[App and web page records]
▼

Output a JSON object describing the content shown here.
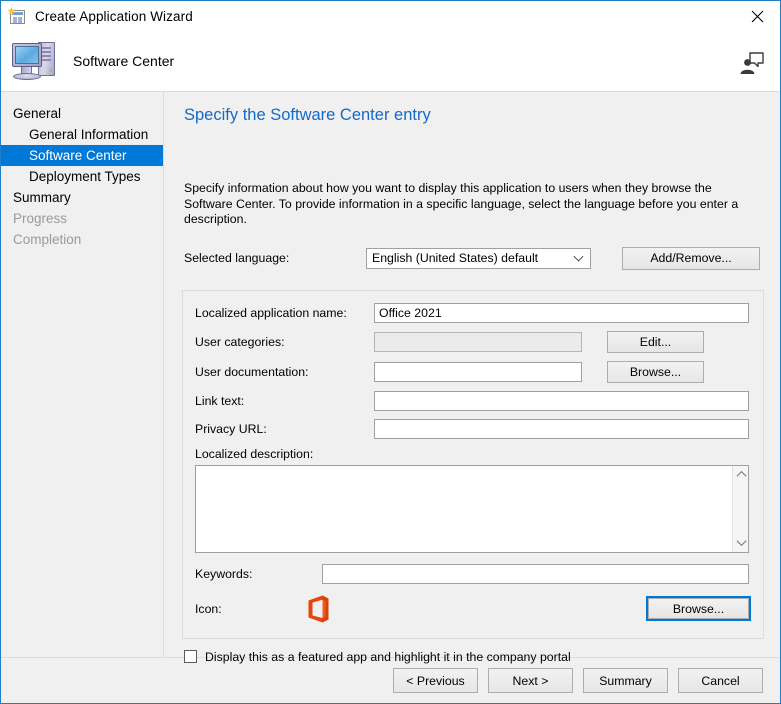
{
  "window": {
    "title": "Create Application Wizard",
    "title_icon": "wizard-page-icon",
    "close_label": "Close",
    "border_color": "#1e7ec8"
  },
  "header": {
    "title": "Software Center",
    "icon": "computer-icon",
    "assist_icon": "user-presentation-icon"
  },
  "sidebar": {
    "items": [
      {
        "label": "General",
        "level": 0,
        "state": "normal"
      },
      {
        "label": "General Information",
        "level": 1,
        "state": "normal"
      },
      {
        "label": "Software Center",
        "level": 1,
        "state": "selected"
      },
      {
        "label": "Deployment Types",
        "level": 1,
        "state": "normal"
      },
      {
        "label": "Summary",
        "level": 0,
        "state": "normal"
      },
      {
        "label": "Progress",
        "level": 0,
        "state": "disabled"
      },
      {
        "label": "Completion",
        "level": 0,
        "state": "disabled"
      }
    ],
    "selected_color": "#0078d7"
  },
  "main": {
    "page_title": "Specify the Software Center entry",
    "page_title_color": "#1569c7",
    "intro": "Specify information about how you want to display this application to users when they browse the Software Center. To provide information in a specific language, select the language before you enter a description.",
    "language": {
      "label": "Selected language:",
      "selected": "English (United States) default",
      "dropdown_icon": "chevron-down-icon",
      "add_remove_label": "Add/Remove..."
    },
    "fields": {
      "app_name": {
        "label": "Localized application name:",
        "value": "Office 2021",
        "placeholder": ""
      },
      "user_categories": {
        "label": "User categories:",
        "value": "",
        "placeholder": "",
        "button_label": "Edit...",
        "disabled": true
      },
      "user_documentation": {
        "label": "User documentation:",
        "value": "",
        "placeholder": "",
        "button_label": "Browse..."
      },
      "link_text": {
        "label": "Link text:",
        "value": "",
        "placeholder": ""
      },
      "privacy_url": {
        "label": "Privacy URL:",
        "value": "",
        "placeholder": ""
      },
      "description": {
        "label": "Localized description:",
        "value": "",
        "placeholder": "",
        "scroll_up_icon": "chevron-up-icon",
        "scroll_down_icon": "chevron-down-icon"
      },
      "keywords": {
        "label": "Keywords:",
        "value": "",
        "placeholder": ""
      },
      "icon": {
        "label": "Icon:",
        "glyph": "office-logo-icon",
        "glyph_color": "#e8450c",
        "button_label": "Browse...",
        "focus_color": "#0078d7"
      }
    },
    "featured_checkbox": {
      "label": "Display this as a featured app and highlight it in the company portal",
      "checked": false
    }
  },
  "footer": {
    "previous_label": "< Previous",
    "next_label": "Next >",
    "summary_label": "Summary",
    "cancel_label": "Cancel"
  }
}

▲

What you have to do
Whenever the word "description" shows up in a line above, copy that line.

Answer section
    "intro": "Specify information about how you want to display this application to users when they browse the Software Center. To provide information in a specific language, select the language before you enter a description.",
      "description": {
        "label": "Localized description:",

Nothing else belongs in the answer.